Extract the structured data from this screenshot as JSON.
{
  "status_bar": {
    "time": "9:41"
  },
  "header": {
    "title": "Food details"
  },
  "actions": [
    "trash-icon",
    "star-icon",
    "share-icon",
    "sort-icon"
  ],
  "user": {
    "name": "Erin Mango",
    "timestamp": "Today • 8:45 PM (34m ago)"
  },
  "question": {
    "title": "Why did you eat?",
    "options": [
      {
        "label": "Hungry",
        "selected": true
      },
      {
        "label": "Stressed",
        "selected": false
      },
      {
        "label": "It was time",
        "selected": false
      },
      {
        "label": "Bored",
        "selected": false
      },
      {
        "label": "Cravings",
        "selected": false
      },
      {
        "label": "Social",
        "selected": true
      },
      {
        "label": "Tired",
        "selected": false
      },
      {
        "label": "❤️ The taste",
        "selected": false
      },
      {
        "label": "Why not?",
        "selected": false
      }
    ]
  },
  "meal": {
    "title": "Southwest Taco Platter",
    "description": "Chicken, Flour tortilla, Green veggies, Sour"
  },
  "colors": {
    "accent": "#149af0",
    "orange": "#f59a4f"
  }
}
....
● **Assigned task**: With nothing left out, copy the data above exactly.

● **Answer box**:
Extract the structured data from this screenshot as JSON.
{
  "status_bar": {
    "time": "9:41"
  },
  "header": {
    "title": "Food details"
  },
  "actions": [
    "trash-icon",
    "star-icon",
    "share-icon",
    "sort-icon"
  ],
  "user": {
    "name": "Erin Mango",
    "timestamp": "Today • 8:45 PM (34m ago)"
  },
  "question": {
    "title": "Why did you eat?",
    "options": [
      {
        "label": "Hungry",
        "selected": true
      },
      {
        "label": "Stressed",
        "selected": false
      },
      {
        "label": "It was time",
        "selected": false
      },
      {
        "label": "Bored",
        "selected": false
      },
      {
        "label": "Cravings",
        "selected": false
      },
      {
        "label": "Social",
        "selected": true
      },
      {
        "label": "Tired",
        "selected": false
      },
      {
        "label": "❤️ The taste",
        "selected": false
      },
      {
        "label": "Why not?",
        "selected": false
      }
    ]
  },
  "meal": {
    "title": "Southwest Taco Platter",
    "description": "Chicken, Flour tortilla, Green veggies, Sour"
  },
  "colors": {
    "accent": "#149af0",
    "orange": "#f59a4f"
  }
}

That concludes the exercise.